Heartworm disease is well-known among dog and other pet owners for a reason—it can get serious. Left untreated, heartworm disease can result in heart failure, severe lung disease, damage to other organs, and even death for pets in South Salem. Today, our vets explain why prevention is so important.
Heartworm Disease in Pets
Heartworm disease is primarily caused by a parasitic worm Dirofilaria immitis, and it spreads via mosquito bites.
Pets including dogs, cats, and ferrets can become 'definitive hosts,', which means that the worms live inside the animal, mature into adults, mate, and produce offspring. We call this condition heartworm disease because the worms live in the heart, lungs, and blood vessels of an infected pet.
Typically, symptoms of heartworm disease aren't noticeable until the disease is advanced. Some common symptoms of heartworm disease are a swollen abdomen, coughing, low energy or fatigue, weight loss, and difficulty breathing.
How can you figure out if your pet has heartworm disease? The more surefire way is to visit your veterinarian. Your vet can complete blood tests to detect heartworm proteins (antigens), which are released into the animal's bloodstream. Heartworm proteins can't be detected until about five months (at the earliest) after an animal is bitten by an infected mosquito.
What should I do if my pet has heartworm disease?
Because treatment for heartworm disease carries challenges such as serious complications and potential toxicity to your pet's body and costs associated with multiple visits to the veterinarian, bloodwork, hospitalization, x-rays and a series of injections, our advice on the absolute best treatment is simply prevention.

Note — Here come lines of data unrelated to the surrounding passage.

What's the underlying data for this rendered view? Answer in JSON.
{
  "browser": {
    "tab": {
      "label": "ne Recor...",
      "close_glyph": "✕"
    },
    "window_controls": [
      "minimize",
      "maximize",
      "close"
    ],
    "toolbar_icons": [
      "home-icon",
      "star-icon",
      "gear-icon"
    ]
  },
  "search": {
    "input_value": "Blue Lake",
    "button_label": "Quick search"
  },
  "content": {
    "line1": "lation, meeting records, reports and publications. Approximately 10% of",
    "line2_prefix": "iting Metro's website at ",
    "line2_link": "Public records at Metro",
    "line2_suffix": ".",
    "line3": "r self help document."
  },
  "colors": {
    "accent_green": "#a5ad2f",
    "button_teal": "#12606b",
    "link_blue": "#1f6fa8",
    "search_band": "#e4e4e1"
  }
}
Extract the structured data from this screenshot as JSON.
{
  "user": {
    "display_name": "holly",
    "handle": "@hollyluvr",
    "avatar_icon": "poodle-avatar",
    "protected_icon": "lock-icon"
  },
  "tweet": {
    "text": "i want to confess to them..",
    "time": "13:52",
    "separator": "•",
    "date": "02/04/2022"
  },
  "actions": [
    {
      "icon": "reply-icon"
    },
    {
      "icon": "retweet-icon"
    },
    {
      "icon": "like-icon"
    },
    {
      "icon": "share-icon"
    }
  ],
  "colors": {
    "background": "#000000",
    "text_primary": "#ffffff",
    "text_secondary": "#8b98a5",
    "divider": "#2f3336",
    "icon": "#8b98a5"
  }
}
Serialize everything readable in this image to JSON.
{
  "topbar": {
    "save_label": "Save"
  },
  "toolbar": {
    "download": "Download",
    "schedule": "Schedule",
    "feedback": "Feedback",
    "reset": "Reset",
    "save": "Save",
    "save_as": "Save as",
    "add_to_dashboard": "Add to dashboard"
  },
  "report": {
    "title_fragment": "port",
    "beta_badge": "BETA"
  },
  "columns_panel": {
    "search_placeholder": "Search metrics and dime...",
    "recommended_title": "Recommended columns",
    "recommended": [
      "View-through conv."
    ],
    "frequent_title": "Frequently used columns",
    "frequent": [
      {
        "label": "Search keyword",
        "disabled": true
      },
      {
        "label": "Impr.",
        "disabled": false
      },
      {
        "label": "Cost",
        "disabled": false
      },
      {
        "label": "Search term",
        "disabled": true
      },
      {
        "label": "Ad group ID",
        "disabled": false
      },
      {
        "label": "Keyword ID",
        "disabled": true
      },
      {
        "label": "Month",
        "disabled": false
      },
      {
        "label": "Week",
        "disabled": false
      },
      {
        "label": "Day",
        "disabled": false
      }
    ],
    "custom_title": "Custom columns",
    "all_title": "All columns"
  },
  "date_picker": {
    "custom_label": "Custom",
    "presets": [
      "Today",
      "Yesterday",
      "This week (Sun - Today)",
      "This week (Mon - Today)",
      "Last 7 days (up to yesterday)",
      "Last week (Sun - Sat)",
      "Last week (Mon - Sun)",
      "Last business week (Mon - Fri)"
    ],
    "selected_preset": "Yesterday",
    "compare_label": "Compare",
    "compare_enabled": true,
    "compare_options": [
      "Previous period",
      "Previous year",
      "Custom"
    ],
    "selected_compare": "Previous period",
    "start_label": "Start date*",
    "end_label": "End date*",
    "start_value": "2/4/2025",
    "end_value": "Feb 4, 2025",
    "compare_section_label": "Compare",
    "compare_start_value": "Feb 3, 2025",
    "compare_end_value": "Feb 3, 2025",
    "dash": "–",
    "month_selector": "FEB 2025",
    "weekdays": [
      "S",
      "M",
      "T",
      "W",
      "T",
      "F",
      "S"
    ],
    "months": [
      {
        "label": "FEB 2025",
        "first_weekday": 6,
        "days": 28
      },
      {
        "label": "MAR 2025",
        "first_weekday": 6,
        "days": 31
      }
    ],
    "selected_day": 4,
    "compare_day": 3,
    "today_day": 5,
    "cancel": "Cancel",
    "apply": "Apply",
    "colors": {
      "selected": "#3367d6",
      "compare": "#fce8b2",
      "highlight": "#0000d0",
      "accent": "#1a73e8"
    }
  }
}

That said, if your pet is diagnosed with heartworm disease, your vet will have treatment options available. FDA-approved melarsomine dihydrochloride is a drug that contains arsenic, which kills adult heartworms. Melarsomine dihydrochloride will be administered via injection into your pet's back muscles in order to treat the disease.
Topical FDA-approved solutions are also available. These can help to get rid of parasites in the bloodstream when applied directly to the animal's skin.
Heartworm disease prevention
Ensuring that your pet is on preventive medication is an effective way to help prevent heartworm disease. Even if they are already on preventive heartworm medication, we recommend that dogs be tested for heartworms annually.
Heartworm prevention is safer, easier, and much more affordable than treating the progressed disease. In addition to preventing heartworm, a number of preventive medications can also help protect against other parasites such as hookworms, whipworms and roundworms.